= Beginning of Section =

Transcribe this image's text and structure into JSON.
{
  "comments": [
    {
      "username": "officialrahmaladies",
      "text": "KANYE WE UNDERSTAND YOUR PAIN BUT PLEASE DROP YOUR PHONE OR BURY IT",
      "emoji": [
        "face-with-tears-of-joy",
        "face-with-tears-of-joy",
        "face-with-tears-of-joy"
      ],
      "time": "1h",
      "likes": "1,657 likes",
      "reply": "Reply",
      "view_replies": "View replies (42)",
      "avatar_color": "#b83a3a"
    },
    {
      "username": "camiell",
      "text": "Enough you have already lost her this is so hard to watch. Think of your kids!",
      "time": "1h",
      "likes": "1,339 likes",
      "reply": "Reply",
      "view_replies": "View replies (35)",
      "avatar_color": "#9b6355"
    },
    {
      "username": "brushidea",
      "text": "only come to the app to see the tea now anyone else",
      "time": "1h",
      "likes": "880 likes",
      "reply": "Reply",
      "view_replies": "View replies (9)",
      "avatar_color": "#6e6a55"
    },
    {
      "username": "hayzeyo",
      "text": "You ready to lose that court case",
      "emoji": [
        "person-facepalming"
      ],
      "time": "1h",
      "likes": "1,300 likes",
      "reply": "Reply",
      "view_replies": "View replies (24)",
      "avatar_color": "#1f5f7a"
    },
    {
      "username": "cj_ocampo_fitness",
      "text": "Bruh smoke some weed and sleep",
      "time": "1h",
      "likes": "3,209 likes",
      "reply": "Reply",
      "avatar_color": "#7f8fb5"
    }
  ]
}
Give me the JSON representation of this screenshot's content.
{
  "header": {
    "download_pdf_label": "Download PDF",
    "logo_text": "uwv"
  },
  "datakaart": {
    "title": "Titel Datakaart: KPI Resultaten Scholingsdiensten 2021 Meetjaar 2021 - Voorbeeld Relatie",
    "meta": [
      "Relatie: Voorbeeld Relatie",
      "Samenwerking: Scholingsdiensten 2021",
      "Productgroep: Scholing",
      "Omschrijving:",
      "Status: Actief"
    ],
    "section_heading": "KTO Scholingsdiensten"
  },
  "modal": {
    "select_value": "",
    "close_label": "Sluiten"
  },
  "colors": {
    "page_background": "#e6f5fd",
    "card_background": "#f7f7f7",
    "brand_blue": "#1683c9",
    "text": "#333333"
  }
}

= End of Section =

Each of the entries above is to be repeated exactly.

Transcribe this image's text and structure into JSON.
{
  "comments": [
    {
      "username": "officialrahmaladies",
      "text": "KANYE WE UNDERSTAND YOUR PAIN BUT PLEASE DROP YOUR PHONE OR BURY IT",
      "emoji": [
        "face-with-tears-of-joy",
        "face-with-tears-of-joy",
        "face-with-tears-of-joy"
      ],
      "time": "1h",
      "likes": "1,657 likes",
      "reply": "Reply",
      "view_replies": "View replies (42)",
      "avatar_color": "#b83a3a"
    },
    {
      "username": "camiell",
      "text": "Enough you have already lost her this is so hard to watch. Think of your kids!",
      "time": "1h",
      "likes": "1,339 likes",
      "reply": "Reply",
      "view_replies": "View replies (35)",
      "avatar_color": "#9b6355"
    },
    {
      "username": "brushidea",
      "text": "only come to the app to see the tea now anyone else",
      "time": "1h",
      "likes": "880 likes",
      "reply": "Reply",
      "view_replies": "View replies (9)",
      "avatar_color": "#6e6a55"
    },
    {
      "username": "hayzeyo",
      "text": "You ready to lose that court case",
      "emoji": [
        "person-facepalming"
      ],
      "time": "1h",
      "likes": "1,300 likes",
      "reply": "Reply",
      "view_replies": "View replies (24)",
      "avatar_color": "#1f5f7a"
    },
    {
      "username": "cj_ocampo_fitness",
      "text": "Bruh smoke some weed and sleep",
      "time": "1h",
      "likes": "3,209 likes",
      "reply": "Reply",
      "avatar_color": "#7f8fb5"
    }
  ]
}
Give me the JSON representation of this screenshot's content.
{
  "header": {
    "download_pdf_label": "Download PDF",
    "logo_text": "uwv"
  },
  "datakaart": {
    "title": "Titel Datakaart: KPI Resultaten Scholingsdiensten 2021 Meetjaar 2021 - Voorbeeld Relatie",
    "meta": [
      "Relatie: Voorbeeld Relatie",
      "Samenwerking: Scholingsdiensten 2021",
      "Productgroep: Scholing",
      "Omschrijving:",
      "Status: Actief"
    ],
    "section_heading": "KTO Scholingsdiensten"
  },
  "modal": {
    "select_value": "",
    "close_label": "Sluiten"
  },
  "colors": {
    "page_background": "#e6f5fd",
    "card_background": "#f7f7f7",
    "brand_blue": "#1683c9",
    "text": "#333333"
  }
}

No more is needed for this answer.